It helped Megan
In high school, Megan developed a close relationship with one of her teachers. She continues to maintain it.
Now a graduate of Fordham University, Megan connected with two or three professors. She was interested in the subjects they teach, and the professors were friendly. Megan says, "So many students fail to take advantage of the opportunities available to get better acquainted with their teachers."
Megan and her former Fordham roommate Erin took advantage of their philosophy professor's open-door policy.
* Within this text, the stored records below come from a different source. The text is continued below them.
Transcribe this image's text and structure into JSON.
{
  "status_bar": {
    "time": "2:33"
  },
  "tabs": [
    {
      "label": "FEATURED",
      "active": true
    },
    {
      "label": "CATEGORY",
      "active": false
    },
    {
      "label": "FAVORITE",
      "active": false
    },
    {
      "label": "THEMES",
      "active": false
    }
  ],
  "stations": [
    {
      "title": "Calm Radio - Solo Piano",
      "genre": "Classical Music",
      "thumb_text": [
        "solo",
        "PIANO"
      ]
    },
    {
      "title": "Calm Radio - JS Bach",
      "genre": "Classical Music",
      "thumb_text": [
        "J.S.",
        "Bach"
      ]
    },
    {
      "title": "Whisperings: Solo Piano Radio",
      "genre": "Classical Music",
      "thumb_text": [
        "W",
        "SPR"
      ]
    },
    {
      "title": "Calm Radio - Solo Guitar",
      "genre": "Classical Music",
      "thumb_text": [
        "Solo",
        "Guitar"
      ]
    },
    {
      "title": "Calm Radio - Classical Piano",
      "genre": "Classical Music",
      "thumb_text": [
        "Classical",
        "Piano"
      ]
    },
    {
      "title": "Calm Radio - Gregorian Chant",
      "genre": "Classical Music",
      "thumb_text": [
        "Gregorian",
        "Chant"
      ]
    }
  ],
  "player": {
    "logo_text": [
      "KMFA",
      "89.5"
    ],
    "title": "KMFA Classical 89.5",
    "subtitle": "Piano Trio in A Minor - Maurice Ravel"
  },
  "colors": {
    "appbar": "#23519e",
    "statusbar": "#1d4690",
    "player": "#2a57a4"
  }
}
Megan says, "Practically every day we stop in her office to talk with her for awhile."
This teacher has already become a valuable career guide for both of the students.
It helped Suzanne
Advice from WiSE women at Brown University.
When Suzanne was an undergraduate, she says, "I was fortunate to be mentored by faculty at Creighton ... who suggested possibilities I had never entertained."
Suzanne stresses that a close relationship with a mentor in college can set you on a path that helps direct the rest of your life.
Jim Ault and Judy Kessler, two sociology department professors, were Suzanne's primary mentors. They stressed the value of research, and constantly reinforced her efforts. They worked with her on important projects. Professor Ault helped Suzanne obtain the Alumni Merit Award from Creighton's College of Arts and Sciences.
Now that Suzanne is a distinguished scholar and teacher at the University of Maryland, she says that "working with students to realize their potential is one of the most fulfilling aspects of my current position."Students at Dartmouth took their own initiative.
Colleges can help
Colleges and universities are competing for students, and they want to keep those that they recruit. To do this, they are looking for ways to help students build relationships among each other and among themselves and their professors.
I have been a part of one such effort—the Freshman Seminar at Creighton University. We separate new freshman into groups of about fifteen students. Then we assign a faculty member to serve as adviser until the students have chosen a major.Google "freshman year experience" and see what you get!
Two upper-class student leaders assist the faculty. The faculty-student team develops a schedule of activities during the semester. Students help plan extracurricular social events.
This program successfully:
- Helps students develop friends within the group;
- Gives students reliable information about the institution;
- Introduces freshmen to upper-class students who can help them deal with "the system;"
- Allows students to work closely with faculty members who are more concerned with adjustment to college than with performance evaluation.
Students say this program is helpful and enriches their lives. But smart students take the first step to form personal relationships with their professors...